───── RECORDS TO PROCESS ─────

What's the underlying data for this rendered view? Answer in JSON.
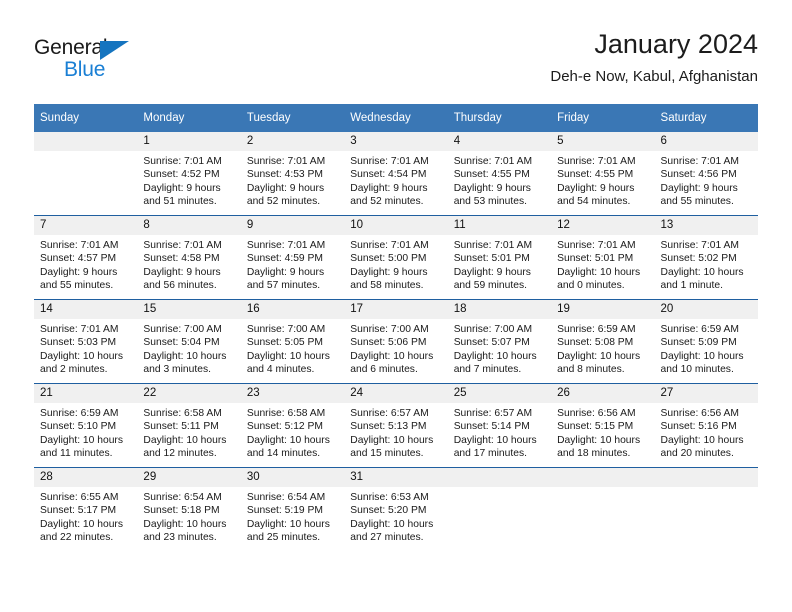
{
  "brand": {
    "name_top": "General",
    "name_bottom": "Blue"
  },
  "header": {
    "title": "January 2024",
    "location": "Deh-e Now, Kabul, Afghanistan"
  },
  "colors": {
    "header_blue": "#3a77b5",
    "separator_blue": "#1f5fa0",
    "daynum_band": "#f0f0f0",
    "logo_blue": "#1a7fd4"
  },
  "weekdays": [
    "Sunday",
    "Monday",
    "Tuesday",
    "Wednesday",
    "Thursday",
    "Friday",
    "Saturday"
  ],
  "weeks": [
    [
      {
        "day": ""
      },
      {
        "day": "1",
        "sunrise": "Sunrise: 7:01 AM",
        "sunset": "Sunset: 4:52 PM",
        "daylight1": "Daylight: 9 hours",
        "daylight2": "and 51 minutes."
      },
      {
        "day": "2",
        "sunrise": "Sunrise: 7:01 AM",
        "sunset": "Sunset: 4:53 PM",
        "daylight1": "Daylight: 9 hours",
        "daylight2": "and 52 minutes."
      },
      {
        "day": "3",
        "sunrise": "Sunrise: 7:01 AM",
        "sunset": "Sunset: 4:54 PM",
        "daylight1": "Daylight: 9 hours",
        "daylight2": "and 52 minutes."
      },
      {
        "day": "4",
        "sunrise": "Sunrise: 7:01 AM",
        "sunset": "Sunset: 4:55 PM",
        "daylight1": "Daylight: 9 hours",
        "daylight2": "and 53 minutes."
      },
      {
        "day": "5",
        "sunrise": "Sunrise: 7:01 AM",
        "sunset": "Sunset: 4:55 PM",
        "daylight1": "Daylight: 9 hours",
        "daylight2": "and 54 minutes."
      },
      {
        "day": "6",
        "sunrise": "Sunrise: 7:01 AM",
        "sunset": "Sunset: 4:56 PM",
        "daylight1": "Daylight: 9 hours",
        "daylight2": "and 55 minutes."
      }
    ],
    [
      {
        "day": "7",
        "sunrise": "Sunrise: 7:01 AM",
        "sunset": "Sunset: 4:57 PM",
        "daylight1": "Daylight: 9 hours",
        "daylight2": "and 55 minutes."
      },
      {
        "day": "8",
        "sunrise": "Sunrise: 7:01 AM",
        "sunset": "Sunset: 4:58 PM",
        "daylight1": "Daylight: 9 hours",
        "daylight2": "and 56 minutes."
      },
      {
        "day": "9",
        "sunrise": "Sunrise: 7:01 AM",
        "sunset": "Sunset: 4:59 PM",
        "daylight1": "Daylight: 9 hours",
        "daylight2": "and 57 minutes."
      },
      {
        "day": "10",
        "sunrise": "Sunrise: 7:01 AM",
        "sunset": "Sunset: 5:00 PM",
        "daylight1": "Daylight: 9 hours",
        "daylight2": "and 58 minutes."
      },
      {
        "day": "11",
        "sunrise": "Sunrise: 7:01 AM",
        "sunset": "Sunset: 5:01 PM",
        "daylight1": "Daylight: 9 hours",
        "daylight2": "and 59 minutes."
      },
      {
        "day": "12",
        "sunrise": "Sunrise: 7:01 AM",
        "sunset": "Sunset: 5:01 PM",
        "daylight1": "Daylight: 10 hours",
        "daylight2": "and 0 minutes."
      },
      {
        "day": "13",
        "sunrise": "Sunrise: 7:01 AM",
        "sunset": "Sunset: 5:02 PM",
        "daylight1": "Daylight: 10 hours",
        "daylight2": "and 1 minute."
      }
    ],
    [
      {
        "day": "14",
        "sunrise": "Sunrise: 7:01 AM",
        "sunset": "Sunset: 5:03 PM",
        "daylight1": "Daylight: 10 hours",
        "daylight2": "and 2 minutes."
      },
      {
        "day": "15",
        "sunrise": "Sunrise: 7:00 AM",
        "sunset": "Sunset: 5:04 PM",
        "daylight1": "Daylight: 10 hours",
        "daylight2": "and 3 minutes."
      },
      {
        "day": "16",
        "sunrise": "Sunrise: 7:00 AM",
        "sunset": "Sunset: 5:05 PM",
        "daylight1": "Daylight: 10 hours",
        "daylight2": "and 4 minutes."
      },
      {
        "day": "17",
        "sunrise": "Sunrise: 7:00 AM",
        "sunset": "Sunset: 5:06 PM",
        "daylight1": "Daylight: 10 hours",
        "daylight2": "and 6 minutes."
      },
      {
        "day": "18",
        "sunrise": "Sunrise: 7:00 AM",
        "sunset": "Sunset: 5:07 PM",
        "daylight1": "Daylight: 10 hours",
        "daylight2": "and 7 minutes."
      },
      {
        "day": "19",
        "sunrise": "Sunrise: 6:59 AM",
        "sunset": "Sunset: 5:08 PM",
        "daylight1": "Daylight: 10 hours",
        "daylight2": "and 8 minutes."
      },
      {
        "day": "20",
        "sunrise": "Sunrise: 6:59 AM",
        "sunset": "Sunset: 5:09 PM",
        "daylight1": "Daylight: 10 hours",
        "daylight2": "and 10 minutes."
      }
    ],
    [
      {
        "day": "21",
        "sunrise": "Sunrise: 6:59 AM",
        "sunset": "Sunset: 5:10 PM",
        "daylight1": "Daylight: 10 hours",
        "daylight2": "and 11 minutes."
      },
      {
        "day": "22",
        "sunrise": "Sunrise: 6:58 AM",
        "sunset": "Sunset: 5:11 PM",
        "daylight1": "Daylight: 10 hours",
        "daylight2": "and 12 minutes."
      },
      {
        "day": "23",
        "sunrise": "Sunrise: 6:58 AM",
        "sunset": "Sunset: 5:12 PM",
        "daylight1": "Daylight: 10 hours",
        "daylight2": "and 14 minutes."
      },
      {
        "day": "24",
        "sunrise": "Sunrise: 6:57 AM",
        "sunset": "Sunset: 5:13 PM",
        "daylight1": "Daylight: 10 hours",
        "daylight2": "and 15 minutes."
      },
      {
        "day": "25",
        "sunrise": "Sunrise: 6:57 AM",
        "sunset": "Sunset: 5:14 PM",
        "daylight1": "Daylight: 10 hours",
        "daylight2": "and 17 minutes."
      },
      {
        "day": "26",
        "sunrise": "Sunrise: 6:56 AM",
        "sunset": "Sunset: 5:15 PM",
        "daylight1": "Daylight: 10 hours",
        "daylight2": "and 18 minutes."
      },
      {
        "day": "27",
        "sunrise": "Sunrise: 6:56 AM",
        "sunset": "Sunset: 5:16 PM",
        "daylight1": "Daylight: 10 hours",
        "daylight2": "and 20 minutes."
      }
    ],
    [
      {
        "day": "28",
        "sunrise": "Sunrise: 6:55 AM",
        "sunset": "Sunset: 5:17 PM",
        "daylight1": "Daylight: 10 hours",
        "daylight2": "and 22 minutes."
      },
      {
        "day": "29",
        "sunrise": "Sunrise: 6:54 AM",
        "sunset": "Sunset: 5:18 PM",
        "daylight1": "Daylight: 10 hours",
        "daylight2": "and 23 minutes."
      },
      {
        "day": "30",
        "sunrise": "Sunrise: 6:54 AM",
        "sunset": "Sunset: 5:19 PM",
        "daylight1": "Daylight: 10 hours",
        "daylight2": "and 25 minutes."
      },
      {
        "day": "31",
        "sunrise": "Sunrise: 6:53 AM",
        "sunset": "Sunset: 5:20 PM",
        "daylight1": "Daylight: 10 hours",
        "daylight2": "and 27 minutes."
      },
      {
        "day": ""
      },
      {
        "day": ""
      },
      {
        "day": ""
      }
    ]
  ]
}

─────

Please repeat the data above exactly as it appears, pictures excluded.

* RESPONSE TO THE TASK *
What's the underlying data for this rendered view? Answer in JSON.
{
  "brand": {
    "name_top": "General",
    "name_bottom": "Blue"
  },
  "header": {
    "title": "January 2024",
    "location": "Deh-e Now, Kabul, Afghanistan"
  },
  "colors": {
    "header_blue": "#3a77b5",
    "separator_blue": "#1f5fa0",
    "daynum_band": "#f0f0f0",
    "logo_blue": "#1a7fd4"
  },
  "weekdays": [
    "Sunday",
    "Monday",
    "Tuesday",
    "Wednesday",
    "Thursday",
    "Friday",
    "Saturday"
  ],
  "weeks": [
    [
      {
        "day": ""
      },
      {
        "day": "1",
        "sunrise": "Sunrise: 7:01 AM",
        "sunset": "Sunset: 4:52 PM",
        "daylight1": "Daylight: 9 hours",
        "daylight2": "and 51 minutes."
      },
      {
        "day": "2",
        "sunrise": "Sunrise: 7:01 AM",
        "sunset": "Sunset: 4:53 PM",
        "daylight1": "Daylight: 9 hours",
        "daylight2": "and 52 minutes."
      },
      {
        "day": "3",
        "sunrise": "Sunrise: 7:01 AM",
        "sunset": "Sunset: 4:54 PM",
        "daylight1": "Daylight: 9 hours",
        "daylight2": "and 52 minutes."
      },
      {
        "day": "4",
        "sunrise": "Sunrise: 7:01 AM",
        "sunset": "Sunset: 4:55 PM",
        "daylight1": "Daylight: 9 hours",
        "daylight2": "and 53 minutes."
      },
      {
        "day": "5",
        "sunrise": "Sunrise: 7:01 AM",
        "sunset": "Sunset: 4:55 PM",
        "daylight1": "Daylight: 9 hours",
        "daylight2": "and 54 minutes."
      },
      {
        "day": "6",
        "sunrise": "Sunrise: 7:01 AM",
        "sunset": "Sunset: 4:56 PM",
        "daylight1": "Daylight: 9 hours",
        "daylight2": "and 55 minutes."
      }
    ],
    [
      {
        "day": "7",
        "sunrise": "Sunrise: 7:01 AM",
        "sunset": "Sunset: 4:57 PM",
        "daylight1": "Daylight: 9 hours",
        "daylight2": "and 55 minutes."
      },
      {
        "day": "8",
        "sunrise": "Sunrise: 7:01 AM",
        "sunset": "Sunset: 4:58 PM",
        "daylight1": "Daylight: 9 hours",
        "daylight2": "and 56 minutes."
      },
      {
        "day": "9",
        "sunrise": "Sunrise: 7:01 AM",
        "sunset": "Sunset: 4:59 PM",
        "daylight1": "Daylight: 9 hours",
        "daylight2": "and 57 minutes."
      },
      {
        "day": "10",
        "sunrise": "Sunrise: 7:01 AM",
        "sunset": "Sunset: 5:00 PM",
        "daylight1": "Daylight: 9 hours",
        "daylight2": "and 58 minutes."
      },
      {
        "day": "11",
        "sunrise": "Sunrise: 7:01 AM",
        "sunset": "Sunset: 5:01 PM",
        "daylight1": "Daylight: 9 hours",
        "daylight2": "and 59 minutes."
      },
      {
        "day": "12",
        "sunrise": "Sunrise: 7:01 AM",
        "sunset": "Sunset: 5:01 PM",
        "daylight1": "Daylight: 10 hours",
        "daylight2": "and 0 minutes."
      },
      {
        "day": "13",
        "sunrise": "Sunrise: 7:01 AM",
        "sunset": "Sunset: 5:02 PM",
        "daylight1": "Daylight: 10 hours",
        "daylight2": "and 1 minute."
      }
    ],
    [
      {
        "day": "14",
        "sunrise": "Sunrise: 7:01 AM",
        "sunset": "Sunset: 5:03 PM",
        "daylight1": "Daylight: 10 hours",
        "daylight2": "and 2 minutes."
      },
      {
        "day": "15",
        "sunrise": "Sunrise: 7:00 AM",
        "sunset": "Sunset: 5:04 PM",
        "daylight1": "Daylight: 10 hours",
        "daylight2": "and 3 minutes."
      },
      {
        "day": "16",
        "sunrise": "Sunrise: 7:00 AM",
        "sunset": "Sunset: 5:05 PM",
        "daylight1": "Daylight: 10 hours",
        "daylight2": "and 4 minutes."
      },
      {
        "day": "17",
        "sunrise": "Sunrise: 7:00 AM",
        "sunset": "Sunset: 5:06 PM",
        "daylight1": "Daylight: 10 hours",
        "daylight2": "and 6 minutes."
      },
      {
        "day": "18",
        "sunrise": "Sunrise: 7:00 AM",
        "sunset": "Sunset: 5:07 PM",
        "daylight1": "Daylight: 10 hours",
        "daylight2": "and 7 minutes."
      },
      {
        "day": "19",
        "sunrise": "Sunrise: 6:59 AM",
        "sunset": "Sunset: 5:08 PM",
        "daylight1": "Daylight: 10 hours",
        "daylight2": "and 8 minutes."
      },
      {
        "day": "20",
        "sunrise": "Sunrise: 6:59 AM",
        "sunset": "Sunset: 5:09 PM",
        "daylight1": "Daylight: 10 hours",
        "daylight2": "and 10 minutes."
      }
    ],
    [
      {
        "day": "21",
        "sunrise": "Sunrise: 6:59 AM",
        "sunset": "Sunset: 5:10 PM",
        "daylight1": "Daylight: 10 hours",
        "daylight2": "and 11 minutes."
      },
      {
        "day": "22",
        "sunrise": "Sunrise: 6:58 AM",
        "sunset": "Sunset: 5:11 PM",
        "daylight1": "Daylight: 10 hours",
        "daylight2": "and 12 minutes."
      },
      {
        "day": "23",
        "sunrise": "Sunrise: 6:58 AM",
        "sunset": "Sunset: 5:12 PM",
        "daylight1": "Daylight: 10 hours",
        "daylight2": "and 14 minutes."
      },
      {
        "day": "24",
        "sunrise": "Sunrise: 6:57 AM",
        "sunset": "Sunset: 5:13 PM",
        "daylight1": "Daylight: 10 hours",
        "daylight2": "and 15 minutes."
      },
      {
        "day": "25",
        "sunrise": "Sunrise: 6:57 AM",
        "sunset": "Sunset: 5:14 PM",
        "daylight1": "Daylight: 10 hours",
        "daylight2": "and 17 minutes."
      },
      {
        "day": "26",
        "sunrise": "Sunrise: 6:56 AM",
        "sunset": "Sunset: 5:15 PM",
        "daylight1": "Daylight: 10 hours",
        "daylight2": "and 18 minutes."
      },
      {
        "day": "27",
        "sunrise": "Sunrise: 6:56 AM",
        "sunset": "Sunset: 5:16 PM",
        "daylight1": "Daylight: 10 hours",
        "daylight2": "and 20 minutes."
      }
    ],
    [
      {
        "day": "28",
        "sunrise": "Sunrise: 6:55 AM",
        "sunset": "Sunset: 5:17 PM",
        "daylight1": "Daylight: 10 hours",
        "daylight2": "and 22 minutes."
      },
      {
        "day": "29",
        "sunrise": "Sunrise: 6:54 AM",
        "sunset": "Sunset: 5:18 PM",
        "daylight1": "Daylight: 10 hours",
        "daylight2": "and 23 minutes."
      },
      {
        "day": "30",
        "sunrise": "Sunrise: 6:54 AM",
        "sunset": "Sunset: 5:19 PM",
        "daylight1": "Daylight: 10 hours",
        "daylight2": "and 25 minutes."
      },
      {
        "day": "31",
        "sunrise": "Sunrise: 6:53 AM",
        "sunset": "Sunset: 5:20 PM",
        "daylight1": "Daylight: 10 hours",
        "daylight2": "and 27 minutes."
      },
      {
        "day": ""
      },
      {
        "day": ""
      },
      {
        "day": ""
      }
    ]
  ]
}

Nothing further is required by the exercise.